The front cover of Issue 5 in 2013 was particularly controversial for depicting a cartoon penis dressed as a member of the Ku Klux Klan, for the accompanying article "Getting Racy", by Flora Grant and Lawrence Muskitta, on sexual racism.


BULL had interviewed a number of notable Australian and international people. This has included Anna Funder, Jasper Knight and Andrew Hansen.


In early 2016, it was announced that BULL would be discontinued and replaced with a new online platform.

In February, it was announced that this platform would be titled Pulp and would have two editors paying student contributors for their articles on the website, rather than unpaid contributions as had occurred in the past and occurs with newspaper Honi Soit. Likewise students were to be paid salaries in the place of bursaries that had become commonplace in student positions across the university campus.

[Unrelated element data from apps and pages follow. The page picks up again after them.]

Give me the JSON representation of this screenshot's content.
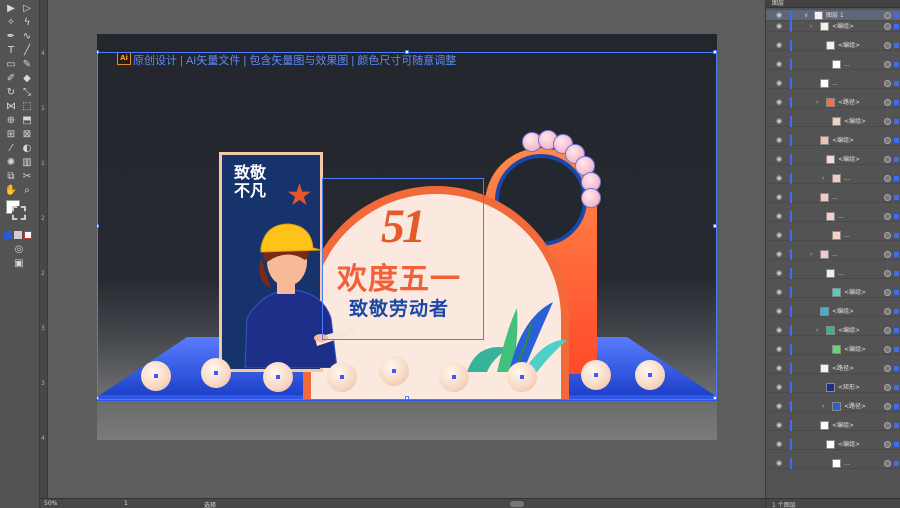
{
  "artboard": {
    "ai_badge": "Ai",
    "header_text": "原创设计 | AI矢量文件 | 包含矢量图与效果图 | 颜色尺寸可随意调整"
  },
  "design": {
    "panel_title": "致敬\n不凡",
    "title_51": "51",
    "title_main": "欢度五一",
    "title_sub": "致敬劳动者"
  },
  "layers_panel": {
    "header": "图层",
    "top_layer_name": "图层 1",
    "rows": [
      "<编组>",
      "<编组>",
      "...",
      "...",
      "<路径>",
      "<编组>",
      "<编组>",
      "<编组>",
      "...",
      "...",
      "...",
      "...",
      "...",
      "...",
      "<编组>",
      "<编组>",
      "<编组>",
      "<编组>",
      "<路径>",
      "<矩形>",
      "<路径>",
      "<编组>",
      "<编组>",
      "..."
    ],
    "footer": "1 个图层"
  },
  "statusbar": {
    "zoom": "50%",
    "page": "1",
    "mode": "选择"
  },
  "colors": {
    "selection": "#4a7cff",
    "accent_orange": "#f2603a",
    "deep_blue": "#1b47a8"
  }
}
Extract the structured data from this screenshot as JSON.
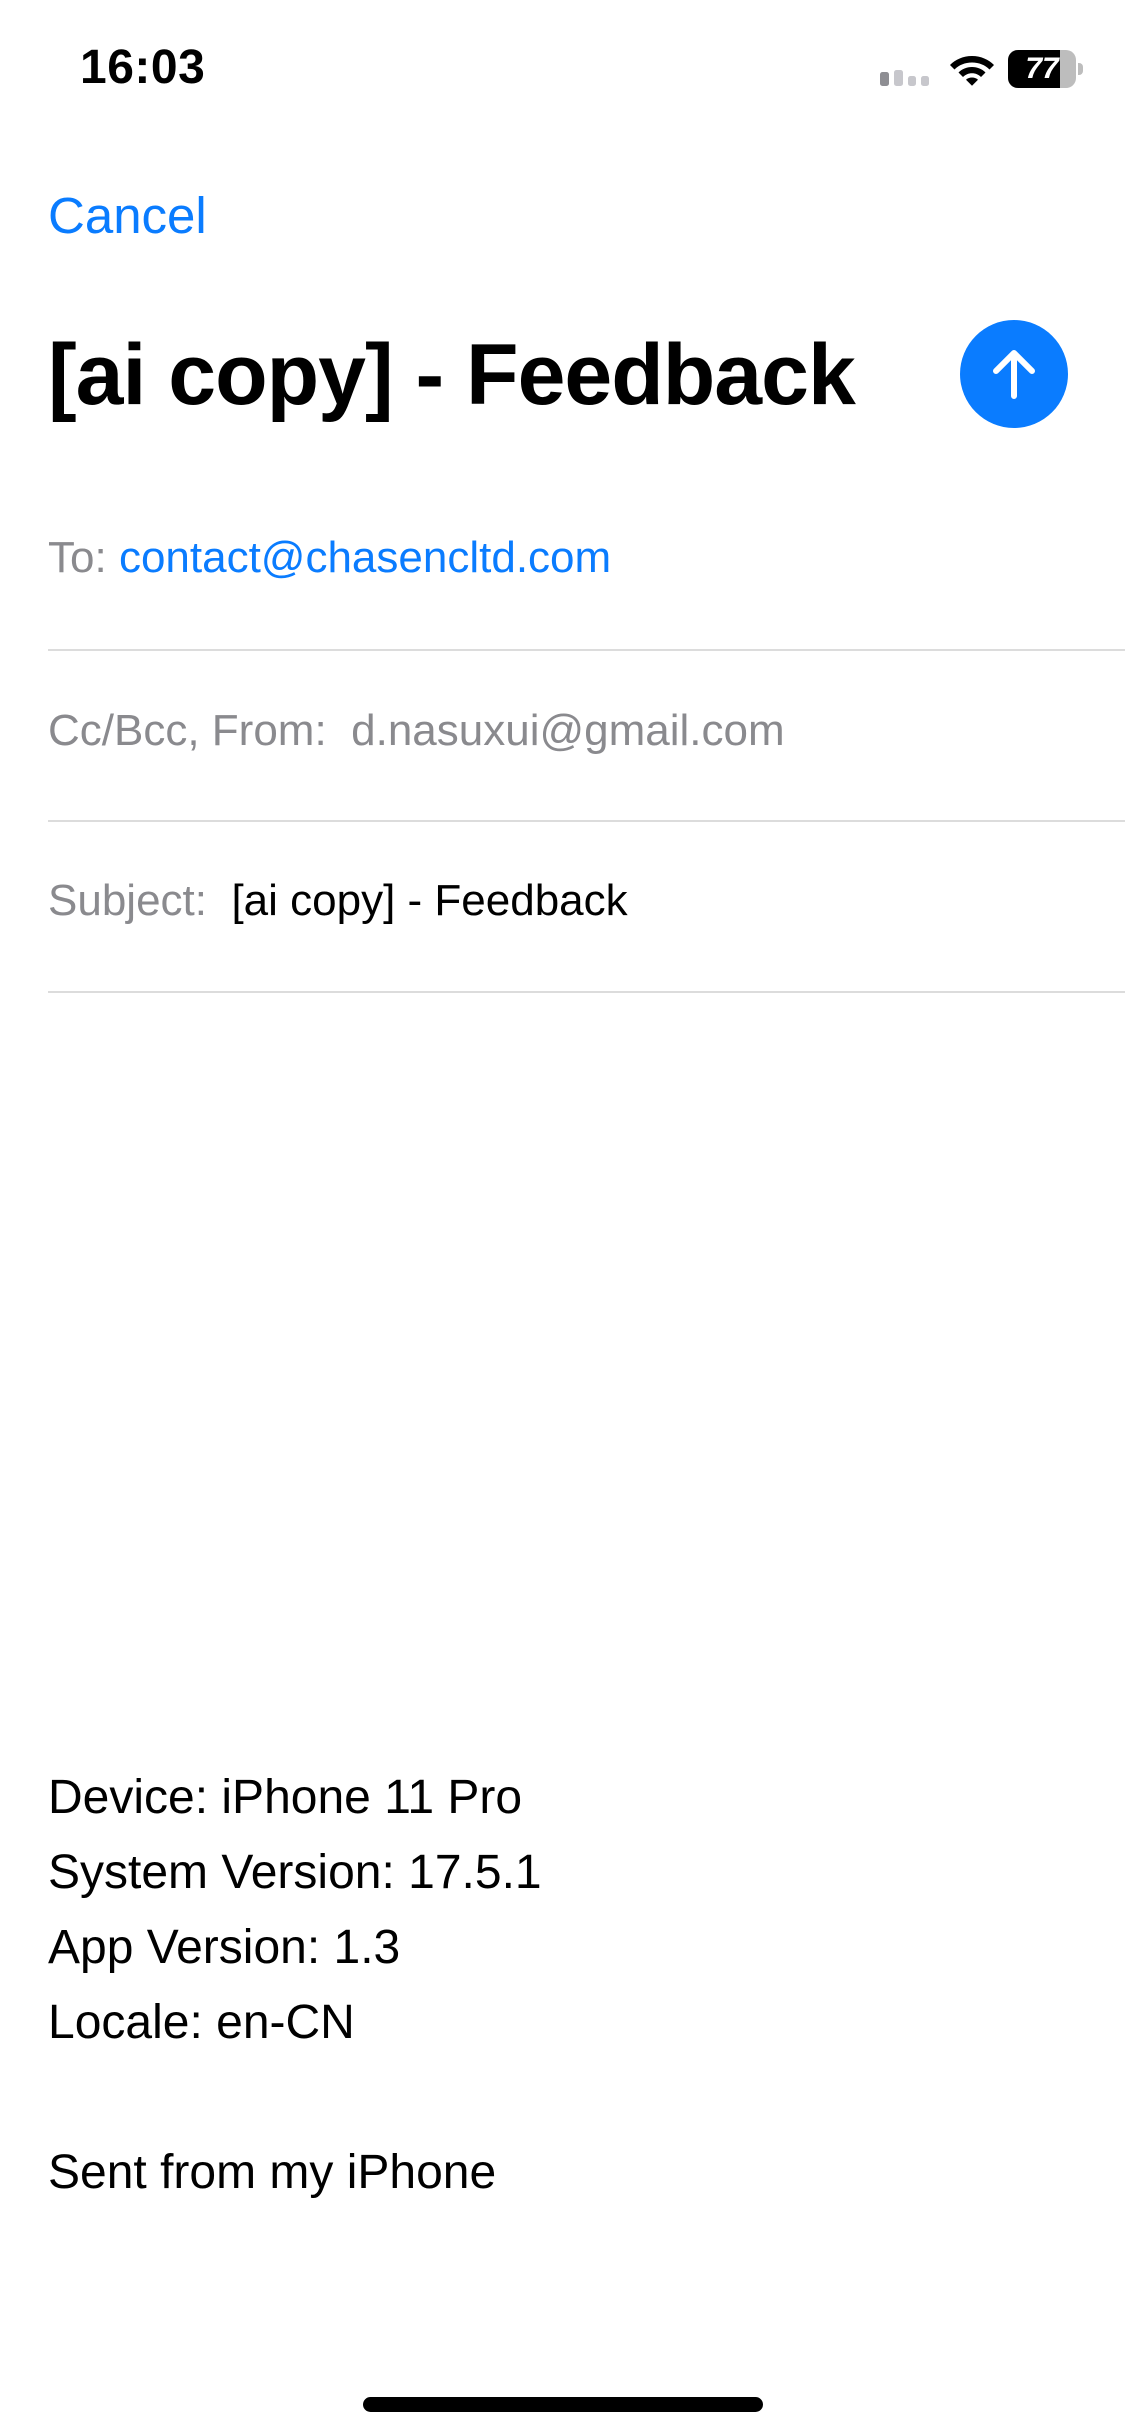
{
  "status_bar": {
    "time": "16:03",
    "battery_level": "77",
    "battery_fraction": 0.77,
    "icons": [
      "signal-icon",
      "wifi-icon",
      "battery-icon"
    ]
  },
  "nav": {
    "cancel_label": "Cancel",
    "send_icon": "arrow-up-icon"
  },
  "title": "[ai copy] - Feedback",
  "fields": {
    "to_label": "To:",
    "to_value": "contact@chasencltd.com",
    "from_label": "Cc/Bcc, From:",
    "from_value": "d.nasuxui@gmail.com",
    "subject_label": "Subject:",
    "subject_value": "[ai copy] - Feedback"
  },
  "body": {
    "lines": [
      "Device: iPhone 11 Pro",
      "System Version: 17.5.1",
      "App Version: 1.3",
      "Locale: en-CN"
    ],
    "signature": "Sent from my iPhone"
  },
  "colors": {
    "accent": "#0a7cff",
    "label": "#8a8a8e",
    "separator": "#dcdcdc",
    "background": "#ffffff"
  }
}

The new editors for Pulp in 2016 were announced as Whitney Duan and Aparna Balakumar, with the former later replaced with Swetha Das.

Past editors[edit]

  • 2015: Ada Lee, Shaza Barbar, Tom Joyner, Sam Langford, Bernadette Anvia, Mary Ward
  • 2014: Eden Caceda, Katie Davern, Sean O'Grady, Sophie Gallagher, Melanie Kembrey, Rob North, Erin Rooney
  • 2013: Felix Donovan, Eleanor Gordon-Smith, Diana Pham, John Rowley, Lane Sainty, Kate Wilcox
  • 2012: Bronte Lambourne, Lawrence Muskitta, Misa Han, Pierce Hartigan, Xiaoran Shi
  • 2011: Paul Karp, Alex McKinnon, Kira Spucys-Tahar, Anne Widjaja
  • 2010: Richard Warwick
  • 2009: Bridie Connellan, Sara Haghdoosti
  • 2007: Lucy Boyle, Kate Leaver, Nancy Lee, Anya Poukchanski, Ruchir Punjabi, Rebecca Santos

See also[edit]


  1. ^ University of Sydney Union's BULL Magazine [1], Retrieved 21 March 2013.
  2. ^ ACUMA Awards 2013 [2], Retrieved 21 March 2013.
  3. ^ ISSUU – BULL Magazine [3], Retrieved 21 March 2013.
  4. ^ BULL 2014 [4], Retrieved 21 March 2013.
  5. ^ Honi Soit: The Manning Files [5], Retrieved 21 March 2013.

External links[edit]